A decade after the Global Financial Crisis, where next for residential property prices?
This report looks at how residential property prices and yields, across a total of nine primary (Paris, London, and New York City (NYC) and secondary (Berlin, Barcelona, Lisbon, Zurich, and Geneva) cities, have evolved over the past decade. In doing so, it addresses vital questions.
- Have prices plateaued or can they still continue their ascent?
- What factors have driven the financialisation of residential property?
- How have residential property prices, across primary and secondary cities, evolved over the past decade in terms of affordability?
- What factors can put a brake on, or decrease residential property prices? And, what are the consequences for banks?
Our key findings
More than 10 years after the Global Financial Crisis, residential property prices are hitting new highs. Is this a "new normal"? Or, as with the pre-Global Financial Crisis property price rises, is this a bubble waiting to burst?

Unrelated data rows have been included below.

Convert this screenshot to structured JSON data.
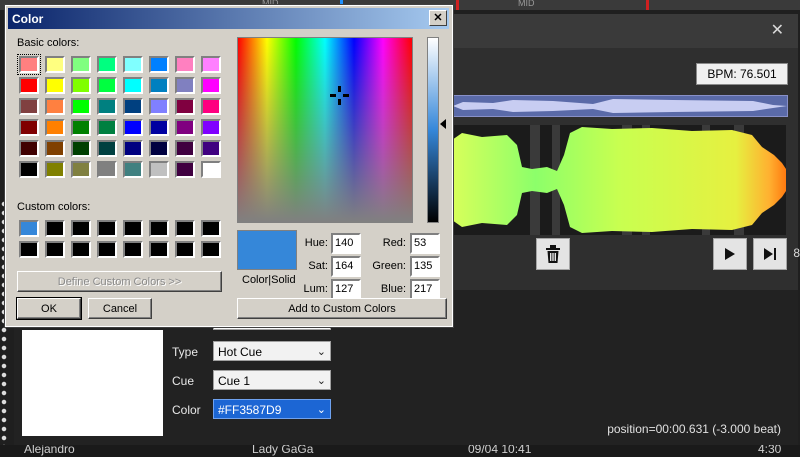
{
  "background": {
    "top_label_1": "MID",
    "top_label_2": "MID",
    "bpm": "BPM: 76.501",
    "side_number": "8",
    "position": "position=00:00.631 (-3.000 beat)",
    "fields": {
      "type_label": "Type",
      "type_value": "Hot Cue",
      "cue_label": "Cue",
      "cue_value": "Cue 1",
      "color_label": "Color",
      "color_value": "#FF3587D9"
    },
    "bottom_row": [
      "Alejandro",
      "Lady GaGa",
      "09/04 10:41",
      "4:30"
    ],
    "colors": {
      "accent_selected": "#1c66d4",
      "cue_color": "#3587d9"
    }
  },
  "dialog": {
    "title": "Color",
    "basic_colors_label": "Basic colors:",
    "custom_colors_label": "Custom colors:",
    "basic_colors": [
      "#ff8080",
      "#ffff80",
      "#80ff80",
      "#00ff80",
      "#80ffff",
      "#0080ff",
      "#ff80c0",
      "#ff80ff",
      "#ff0000",
      "#ffff00",
      "#80ff00",
      "#00ff40",
      "#00ffff",
      "#0080c0",
      "#8080c0",
      "#ff00ff",
      "#804040",
      "#ff8040",
      "#00ff00",
      "#008080",
      "#004080",
      "#8080ff",
      "#800040",
      "#ff0080",
      "#800000",
      "#ff8000",
      "#008000",
      "#008040",
      "#0000ff",
      "#0000a0",
      "#800080",
      "#8000ff",
      "#400000",
      "#804000",
      "#004000",
      "#004040",
      "#000080",
      "#000040",
      "#400040",
      "#400080",
      "#000000",
      "#808000",
      "#808040",
      "#808080",
      "#408080",
      "#c0c0c0",
      "#400040",
      "#ffffff"
    ],
    "custom_colors": [
      "#3587d9",
      "#000000",
      "#000000",
      "#000000",
      "#000000",
      "#000000",
      "#000000",
      "#000000",
      "#000000",
      "#000000",
      "#000000",
      "#000000",
      "#000000",
      "#000000",
      "#000000",
      "#000000"
    ],
    "define_custom_button": "Define Custom Colors >>",
    "ok_button": "OK",
    "cancel_button": "Cancel",
    "color_solid_label": "Color|Solid",
    "add_custom_button": "Add to Custom Colors",
    "hue_label": "Hue:",
    "hue": "140",
    "sat_label": "Sat:",
    "sat": "164",
    "lum_label": "Lum:",
    "lum": "127",
    "red_label": "Red:",
    "red": "53",
    "green_label": "Green:",
    "green": "135",
    "blue_label": "Blue:",
    "blue": "217",
    "preview_color": "#3587d9",
    "close_glyph": "✕",
    "close_icon": "close-icon"
  }
}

The aftermath of the Global Financial Crisis and the need to repair consumer and bank balance sheets has led to an unprecedented period of low rates. We are now a decade on from 2009, yet rates in most developed nations, bar the US, hover near historic lows. The current bout has ended, as the Chair of the US Federal Reserve (the Fed), Jeremy Powell, acknowledged that trade policy uncertainty has slowed global growth, and that monetary policy can help offset that.
Exceptional credit conditions – ultra low interest rates and longer duration mortgages – have been the primary driver of increased residential property prices. Whilst in the immediate aftermath of the Global Financial Crisis, residential property prices declined. This decline was fleeting, as central bank stimulus (ultra-low interest rates, large scale asset purchases etc.) later reinvigorated the residential property market.
The confluence of the ability to earn higher yields (through accommodation booking sites like home sharing platforms, etc.) and cheap money have led to residential housing increasingly being seen as an investible asset rather than simply a place to live. This has contributed to a house price boom across both primary and secondary cities. This has not been a universally happy experience. Rising prices have cut more would be owners out of the market, while home sharing platforms have been accused of reducing the availability of long term rentals for local residents.
Several factors influencing both demand and supply raise questions about the sustainability of residential property prices.
Will residential property prices continue to be higher for longer? We believe that a confluence of factors will rein them in.
Societal changes – low affordability, further exacerbated by the rise of the alternative workforce, will likely drive further governmental interventions and increased regulation.
Climate change – with consequences for how residential property is valued (by taking into account risks such as flooding, heat waves, degradation of the air quality, etc.)
Ageing populations (in Europe and China) – which is likely to decrease the demand for housing.
Economic contraction risk – with consequences for banks’ lending capacity.
Deloitte expert viewpoint
The softening of the London property market, especially at the top end, has occurred despite a substantial depreciation in sterling after the Brexit referendum, which has made UK assets cheaper for foreign buyers.